Segment Start: DATA IN THIS EXERCISE
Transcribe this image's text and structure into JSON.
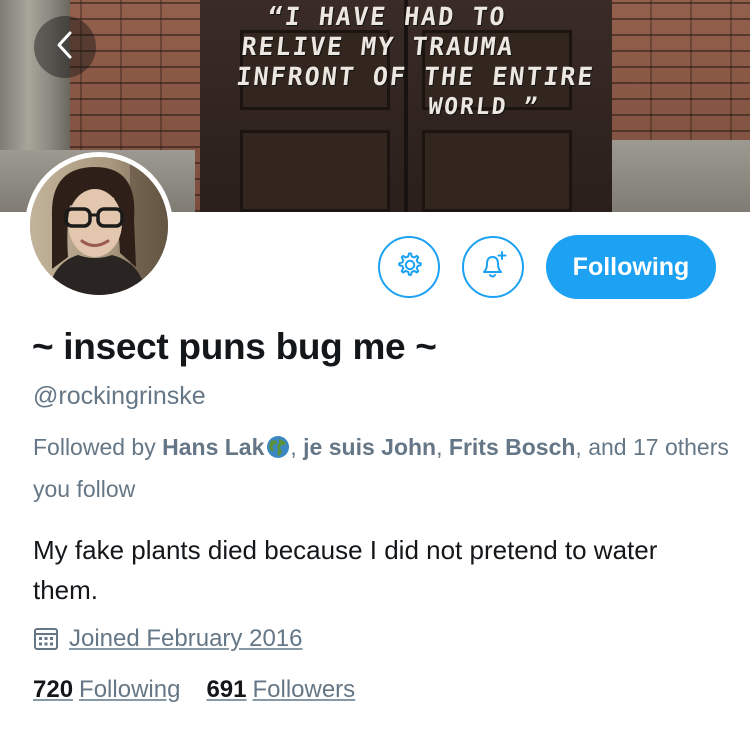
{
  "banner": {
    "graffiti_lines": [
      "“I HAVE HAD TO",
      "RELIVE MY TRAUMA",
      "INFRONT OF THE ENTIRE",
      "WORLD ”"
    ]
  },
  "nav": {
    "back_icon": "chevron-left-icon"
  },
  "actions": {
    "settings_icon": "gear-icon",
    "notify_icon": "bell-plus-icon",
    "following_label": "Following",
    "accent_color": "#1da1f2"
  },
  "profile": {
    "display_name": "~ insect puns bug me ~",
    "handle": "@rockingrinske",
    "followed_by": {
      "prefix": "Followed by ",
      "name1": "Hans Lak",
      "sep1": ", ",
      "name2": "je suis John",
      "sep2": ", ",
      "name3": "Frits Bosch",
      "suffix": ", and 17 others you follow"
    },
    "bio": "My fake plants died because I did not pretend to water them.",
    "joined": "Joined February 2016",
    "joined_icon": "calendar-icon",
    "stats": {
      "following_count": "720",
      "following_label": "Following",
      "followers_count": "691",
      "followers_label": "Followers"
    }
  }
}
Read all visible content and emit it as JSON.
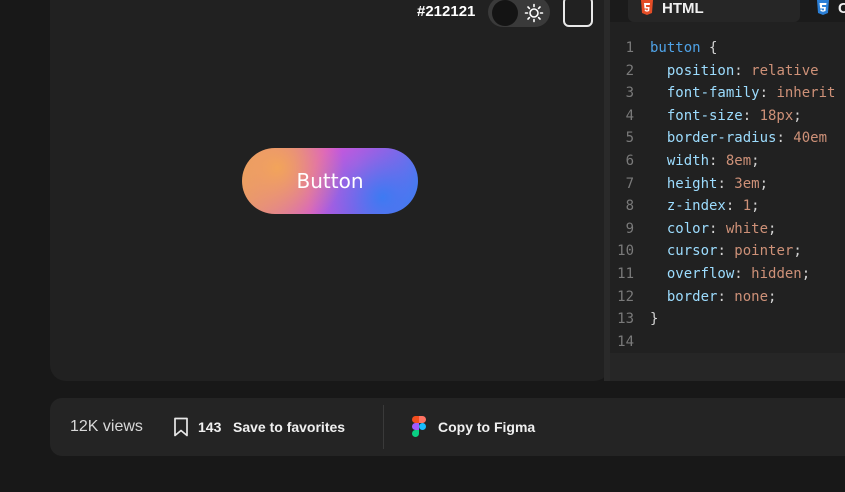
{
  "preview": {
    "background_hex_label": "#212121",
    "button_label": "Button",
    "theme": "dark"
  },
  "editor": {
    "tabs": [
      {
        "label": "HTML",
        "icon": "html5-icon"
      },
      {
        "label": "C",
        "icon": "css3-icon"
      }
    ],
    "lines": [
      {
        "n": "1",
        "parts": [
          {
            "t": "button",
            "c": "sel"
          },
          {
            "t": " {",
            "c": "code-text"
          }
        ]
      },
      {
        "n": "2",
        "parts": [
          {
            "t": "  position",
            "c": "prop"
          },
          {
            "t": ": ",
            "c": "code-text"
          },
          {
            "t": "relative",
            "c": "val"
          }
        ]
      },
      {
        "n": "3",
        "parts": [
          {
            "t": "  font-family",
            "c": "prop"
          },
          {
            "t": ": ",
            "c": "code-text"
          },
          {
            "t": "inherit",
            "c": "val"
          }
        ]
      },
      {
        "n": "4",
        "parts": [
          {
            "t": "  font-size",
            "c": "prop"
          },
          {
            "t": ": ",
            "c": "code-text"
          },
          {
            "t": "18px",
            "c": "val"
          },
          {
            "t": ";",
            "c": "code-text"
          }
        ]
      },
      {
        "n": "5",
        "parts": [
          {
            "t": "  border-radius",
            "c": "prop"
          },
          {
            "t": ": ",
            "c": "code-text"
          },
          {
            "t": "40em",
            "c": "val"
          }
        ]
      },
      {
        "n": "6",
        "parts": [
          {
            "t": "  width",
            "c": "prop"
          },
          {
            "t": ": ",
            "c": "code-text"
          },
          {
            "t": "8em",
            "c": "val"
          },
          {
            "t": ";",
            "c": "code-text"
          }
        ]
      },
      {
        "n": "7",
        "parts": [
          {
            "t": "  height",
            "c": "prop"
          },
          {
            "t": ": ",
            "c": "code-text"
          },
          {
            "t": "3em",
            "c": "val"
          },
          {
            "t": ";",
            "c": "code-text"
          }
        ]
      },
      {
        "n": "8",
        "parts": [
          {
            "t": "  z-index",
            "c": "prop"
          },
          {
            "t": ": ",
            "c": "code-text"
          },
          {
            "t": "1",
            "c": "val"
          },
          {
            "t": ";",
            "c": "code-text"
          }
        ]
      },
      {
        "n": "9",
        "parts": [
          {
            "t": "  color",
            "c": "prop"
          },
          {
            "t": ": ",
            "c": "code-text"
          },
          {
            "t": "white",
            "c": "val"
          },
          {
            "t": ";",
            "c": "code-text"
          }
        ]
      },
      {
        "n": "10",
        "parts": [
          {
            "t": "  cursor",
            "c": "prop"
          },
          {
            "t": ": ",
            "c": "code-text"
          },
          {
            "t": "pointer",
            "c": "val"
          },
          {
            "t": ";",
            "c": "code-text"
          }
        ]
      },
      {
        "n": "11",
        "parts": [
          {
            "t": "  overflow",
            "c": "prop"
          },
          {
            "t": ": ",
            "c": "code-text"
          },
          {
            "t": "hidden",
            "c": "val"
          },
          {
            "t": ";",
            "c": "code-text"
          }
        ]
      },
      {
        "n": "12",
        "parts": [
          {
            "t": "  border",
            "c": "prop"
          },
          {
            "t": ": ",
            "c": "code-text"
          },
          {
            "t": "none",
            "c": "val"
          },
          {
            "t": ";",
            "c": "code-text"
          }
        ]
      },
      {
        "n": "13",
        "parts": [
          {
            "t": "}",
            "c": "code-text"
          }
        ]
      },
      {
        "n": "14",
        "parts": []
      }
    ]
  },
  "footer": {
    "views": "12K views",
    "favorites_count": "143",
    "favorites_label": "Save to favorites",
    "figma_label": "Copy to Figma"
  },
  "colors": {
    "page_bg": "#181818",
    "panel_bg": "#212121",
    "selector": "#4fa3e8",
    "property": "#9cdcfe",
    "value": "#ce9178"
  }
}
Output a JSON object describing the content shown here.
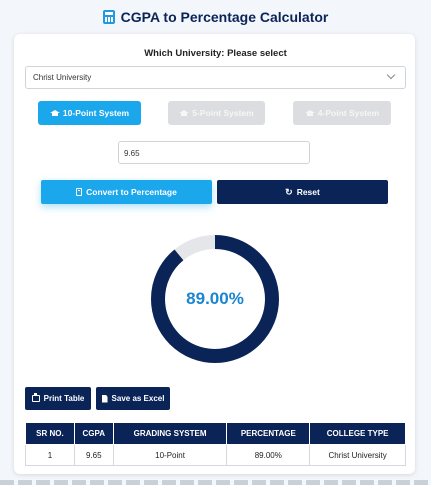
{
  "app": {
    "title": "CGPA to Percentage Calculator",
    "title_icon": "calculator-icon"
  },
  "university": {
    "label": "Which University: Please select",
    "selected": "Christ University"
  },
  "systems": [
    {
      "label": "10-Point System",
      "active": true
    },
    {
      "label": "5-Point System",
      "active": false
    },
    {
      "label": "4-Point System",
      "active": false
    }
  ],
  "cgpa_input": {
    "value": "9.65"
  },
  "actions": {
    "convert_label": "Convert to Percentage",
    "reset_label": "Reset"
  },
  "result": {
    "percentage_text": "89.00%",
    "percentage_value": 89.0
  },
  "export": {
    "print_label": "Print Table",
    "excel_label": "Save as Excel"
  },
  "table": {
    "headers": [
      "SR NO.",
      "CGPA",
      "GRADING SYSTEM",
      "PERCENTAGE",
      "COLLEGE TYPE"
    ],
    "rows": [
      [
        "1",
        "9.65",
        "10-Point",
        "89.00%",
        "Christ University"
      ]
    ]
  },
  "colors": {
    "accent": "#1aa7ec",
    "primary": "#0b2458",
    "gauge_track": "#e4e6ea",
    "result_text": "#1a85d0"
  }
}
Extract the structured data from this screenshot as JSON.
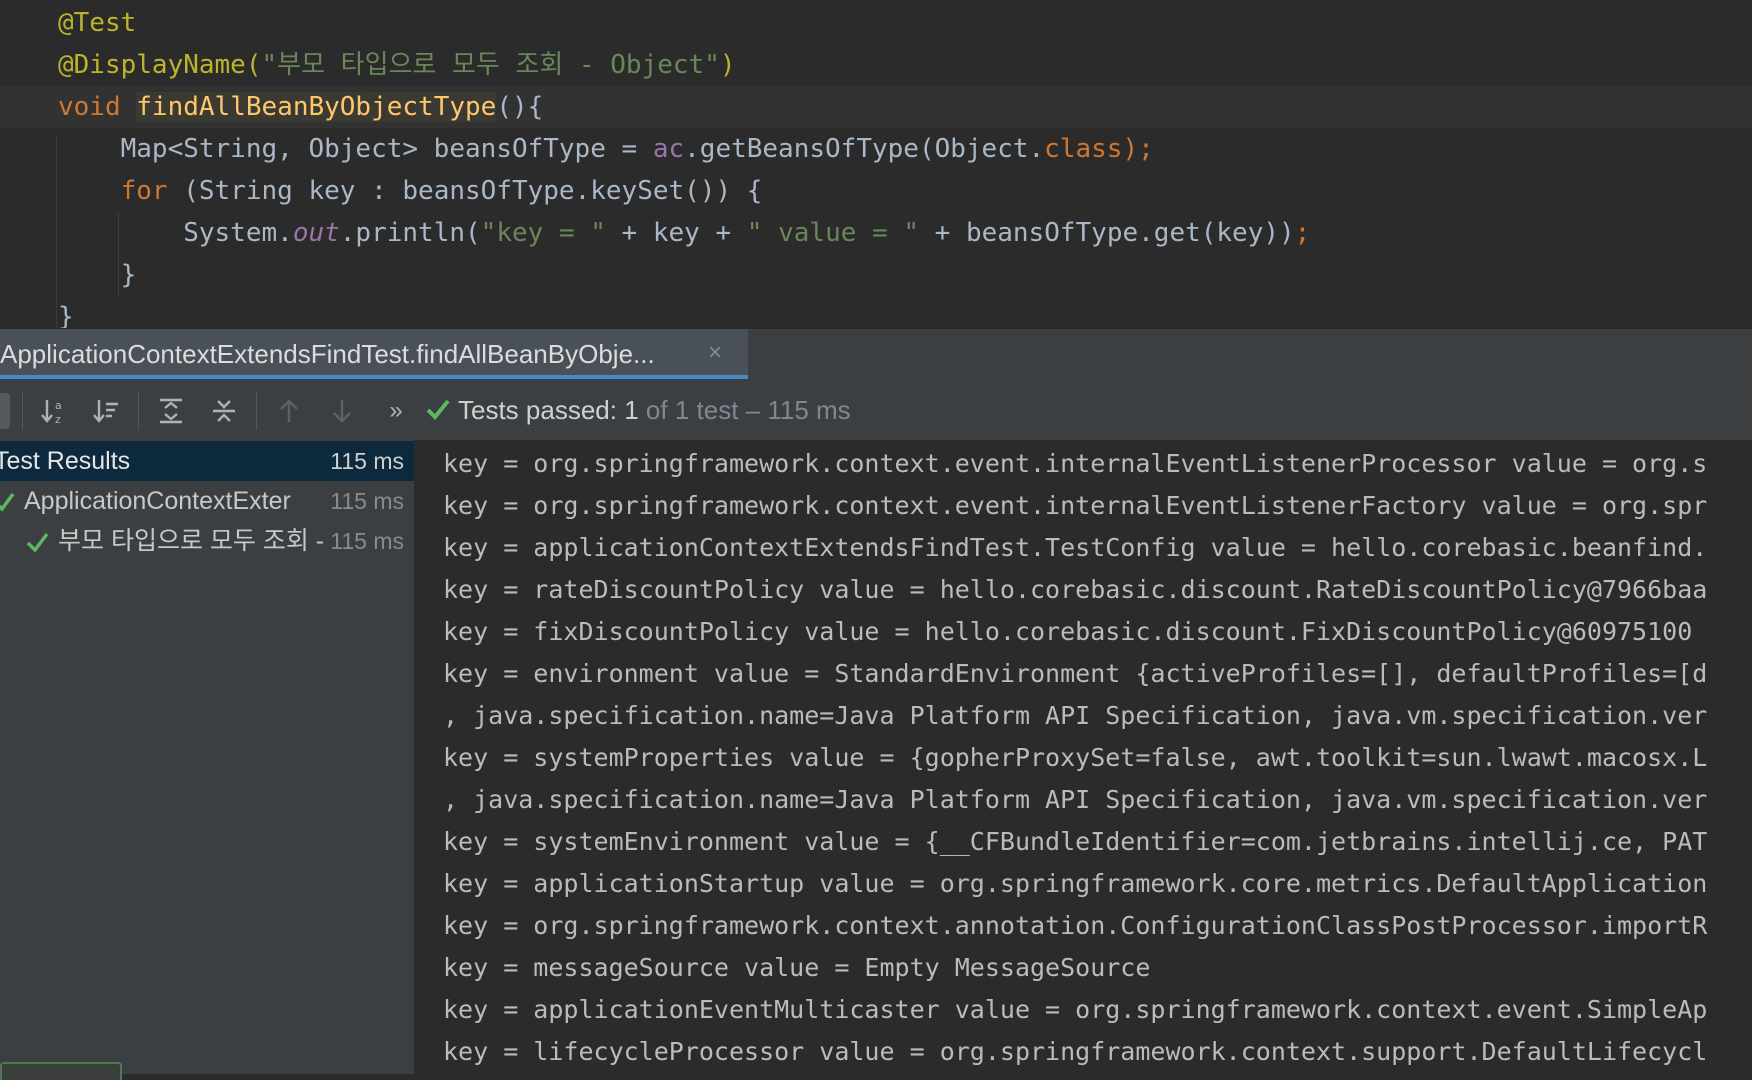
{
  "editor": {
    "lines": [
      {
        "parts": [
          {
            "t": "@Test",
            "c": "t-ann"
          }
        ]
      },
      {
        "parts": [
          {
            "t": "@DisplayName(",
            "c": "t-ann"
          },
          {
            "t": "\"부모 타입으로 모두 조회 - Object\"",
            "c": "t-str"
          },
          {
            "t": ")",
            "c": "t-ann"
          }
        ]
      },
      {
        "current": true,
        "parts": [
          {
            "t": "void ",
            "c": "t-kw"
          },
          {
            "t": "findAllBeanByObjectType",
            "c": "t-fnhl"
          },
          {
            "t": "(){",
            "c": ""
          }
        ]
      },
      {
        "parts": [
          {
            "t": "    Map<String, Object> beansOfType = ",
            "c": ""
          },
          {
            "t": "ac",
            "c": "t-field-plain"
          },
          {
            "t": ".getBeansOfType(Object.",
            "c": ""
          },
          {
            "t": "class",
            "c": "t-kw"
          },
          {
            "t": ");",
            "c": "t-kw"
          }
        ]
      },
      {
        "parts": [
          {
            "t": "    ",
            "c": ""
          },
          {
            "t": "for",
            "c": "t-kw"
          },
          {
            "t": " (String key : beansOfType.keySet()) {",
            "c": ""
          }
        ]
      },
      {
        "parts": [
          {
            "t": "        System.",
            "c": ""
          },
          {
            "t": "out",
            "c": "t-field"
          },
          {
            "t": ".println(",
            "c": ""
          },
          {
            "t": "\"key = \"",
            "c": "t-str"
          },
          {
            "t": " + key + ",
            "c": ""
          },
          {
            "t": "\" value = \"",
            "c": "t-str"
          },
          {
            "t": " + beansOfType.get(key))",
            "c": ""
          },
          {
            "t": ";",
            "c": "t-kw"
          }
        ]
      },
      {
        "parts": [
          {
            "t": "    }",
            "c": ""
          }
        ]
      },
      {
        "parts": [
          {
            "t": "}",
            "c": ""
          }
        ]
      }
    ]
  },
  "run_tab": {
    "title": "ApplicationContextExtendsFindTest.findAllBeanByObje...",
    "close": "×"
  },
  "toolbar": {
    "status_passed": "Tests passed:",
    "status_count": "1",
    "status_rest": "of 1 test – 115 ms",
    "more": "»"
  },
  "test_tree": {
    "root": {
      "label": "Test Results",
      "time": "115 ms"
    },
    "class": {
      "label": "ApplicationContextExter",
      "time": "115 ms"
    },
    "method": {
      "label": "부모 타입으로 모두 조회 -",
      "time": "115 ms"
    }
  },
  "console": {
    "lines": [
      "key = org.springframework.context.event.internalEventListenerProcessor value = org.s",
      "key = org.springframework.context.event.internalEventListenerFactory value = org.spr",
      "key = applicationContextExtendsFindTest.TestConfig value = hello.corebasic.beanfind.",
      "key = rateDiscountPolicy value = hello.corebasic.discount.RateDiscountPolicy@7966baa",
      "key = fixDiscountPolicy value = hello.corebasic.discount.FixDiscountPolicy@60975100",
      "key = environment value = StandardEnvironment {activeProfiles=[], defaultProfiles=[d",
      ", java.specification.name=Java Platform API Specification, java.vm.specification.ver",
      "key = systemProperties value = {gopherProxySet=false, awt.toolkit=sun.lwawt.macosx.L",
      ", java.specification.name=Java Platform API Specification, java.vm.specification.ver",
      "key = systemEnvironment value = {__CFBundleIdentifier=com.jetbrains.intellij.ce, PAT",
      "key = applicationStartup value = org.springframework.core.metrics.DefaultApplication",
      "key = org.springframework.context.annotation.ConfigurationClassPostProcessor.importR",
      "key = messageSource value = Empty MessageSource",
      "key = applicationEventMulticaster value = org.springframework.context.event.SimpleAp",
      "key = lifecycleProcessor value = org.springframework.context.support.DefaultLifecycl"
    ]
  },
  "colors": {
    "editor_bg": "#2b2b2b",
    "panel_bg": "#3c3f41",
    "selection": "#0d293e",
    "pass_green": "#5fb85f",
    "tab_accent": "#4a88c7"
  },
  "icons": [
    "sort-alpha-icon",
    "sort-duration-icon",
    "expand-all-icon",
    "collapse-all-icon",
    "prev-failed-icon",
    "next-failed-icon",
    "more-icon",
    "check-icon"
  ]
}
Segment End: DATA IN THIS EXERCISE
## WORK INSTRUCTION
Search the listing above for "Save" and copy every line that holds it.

## FINAL ANSWER
    "favorites_label": "Save to favorites",
    "excel_label": "Save as Excel"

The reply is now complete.